|Nemo ab satietate illuminatur. "I am nothing to you but Captain Nemo, and you and your companions are nothing to me but the passengers of the Nautilus."|
It is not that the people in Tarot are any wiser or smarter than the general political population. Yes, it is true that you are not likely to encounter a Tarot equivalent of the Ted Nugent goon squad of fascist gun nuts (OK, maybe some misguided Thelemites could qualify), but Tarot is hyper-noxious true-believer territory. And that makes Tarot subject and really victim to all kinds of pseudo-intellectual, and of course pseudo-psychic, scam artistry. Same as in the Tea Party and the other rancid holes of the GOP.
On the other hand, Tarot’s fundamental and traditional fakery has also led to the enrichment of Tarot cultures. Much of the occult basis upon which modern Tarot dogma rests, is after all its divinational tradition, and that tradition goes back, in some form, to the very origin of Tarot.
The great thing about Tarot, its facts, its fables, its follies, is that so many people have cared so much about almost nothing at all.
The greater thing I have learned about politics, is that, trumping Tarot by magnitudes of arrogance and ignorance, true believerism and true folly and also true laziness are the overwhelming rules. Adherence to any reasonable policy, much less humaneness or decency in its formulation, is at best a temporary, sanctimonious posture, and not a sincere principle amongst most politicians.
And yes, I had already intuited this based upon my prior experience. But now it is unquestionably demonstrated to me beyond all hope of redemption.
The really good news about politics is that it is a doomed practice, and that in shorter rather than longer order, machines will take over the administration of the world, and the vast majority of people will deeply welcome it, as the mental and moral exhaustion of the human race is evident.
Or, more to the point—people just want the Blue Pill—and always have.
Meanwhile, for a while, in the obscure, opaque, world of Tarot, where the Blue Pill is a given for most everyone, we few can have a discussion about the cards and their meanings (on and outside the cardboards) that will not require or suffer the intrusion of robotic administration.

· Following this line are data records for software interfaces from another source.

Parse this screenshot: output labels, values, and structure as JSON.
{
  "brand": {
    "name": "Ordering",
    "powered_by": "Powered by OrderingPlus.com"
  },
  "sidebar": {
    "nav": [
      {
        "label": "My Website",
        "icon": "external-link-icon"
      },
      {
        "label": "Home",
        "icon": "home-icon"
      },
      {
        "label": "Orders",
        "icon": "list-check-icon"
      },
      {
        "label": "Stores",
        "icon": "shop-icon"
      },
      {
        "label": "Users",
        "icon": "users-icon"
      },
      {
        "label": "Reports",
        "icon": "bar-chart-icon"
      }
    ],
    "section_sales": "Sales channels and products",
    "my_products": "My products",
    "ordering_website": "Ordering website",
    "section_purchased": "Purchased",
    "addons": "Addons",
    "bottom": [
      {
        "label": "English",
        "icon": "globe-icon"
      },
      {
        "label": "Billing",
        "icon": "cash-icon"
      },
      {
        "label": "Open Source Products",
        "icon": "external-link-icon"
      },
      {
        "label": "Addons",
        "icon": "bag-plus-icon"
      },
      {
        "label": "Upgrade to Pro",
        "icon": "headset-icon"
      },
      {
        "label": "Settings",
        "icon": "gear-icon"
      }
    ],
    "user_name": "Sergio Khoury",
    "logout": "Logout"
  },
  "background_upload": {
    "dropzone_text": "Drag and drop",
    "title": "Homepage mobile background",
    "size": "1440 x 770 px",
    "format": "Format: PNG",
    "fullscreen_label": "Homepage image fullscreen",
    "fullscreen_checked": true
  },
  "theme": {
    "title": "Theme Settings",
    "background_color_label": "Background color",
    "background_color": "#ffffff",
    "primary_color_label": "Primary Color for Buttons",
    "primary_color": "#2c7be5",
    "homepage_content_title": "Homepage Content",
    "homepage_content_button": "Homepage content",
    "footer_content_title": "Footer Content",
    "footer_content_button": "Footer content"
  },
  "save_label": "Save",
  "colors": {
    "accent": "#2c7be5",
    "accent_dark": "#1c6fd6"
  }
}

Now, there are two issues about that view I wish to raise:
1. Many critics of this alleged dicussion as it has been formulated by myself up to now will respond that by “we few”, I am talking in reference to my several chief personalities. And in fairness, having a conversation with myself has often been the most helpful interaction I have obtained in Tarot. But I trust that myself and a few readers will always be engaged at the proper measure of interest in any discussion or monologue about Tarot I conduct.
2. I no longer think that having an insightful discussion about much of anything is likely to produce any true (unlimited and unqualified) bettering of the world. I have often said at the least and most, Tarot (or really occultism in the larger sphere) should offer a chance to its students to get better or be better people than they were without it. I have heard some online grumbling regarding this view, no doubt mainly generated by ones highly committed to some form of the anti-humanist religion, scoffing that the last thing an occult pathworking needs is a bunch of divisive adjectives to justify it. And I have responded that, just because a lot of great occultists have been assholes, is no reason to mistake character defects as a desirable end of occult commissions.
On the latter point, a Thelemite might object that the value of character depends on the Aeon. But there are transcendent human considerations about that point, which are expressed in every Aeon.
The question we now face, as a species, is whether those human considerations will continue to have any merit or relevance, as we move with increasing rapadity towards machine consciousness and robotic values.
The latter will likely express only a refined and calculated form of the fundamental, irrational, quality of being human. In the end, like plastic reproductions of some genuine article, the artificial quality may come to completely replace the archaic affections of the messy-minded primates.
Of course, this assumes the machines even decide that mimicking a defective, if useful, human condition, is worth it. Ultimately, enlightenment will be programmable and virally distributed. What will we do, and why, after wisdom becomes a commodity, or a cheaply accessible feature?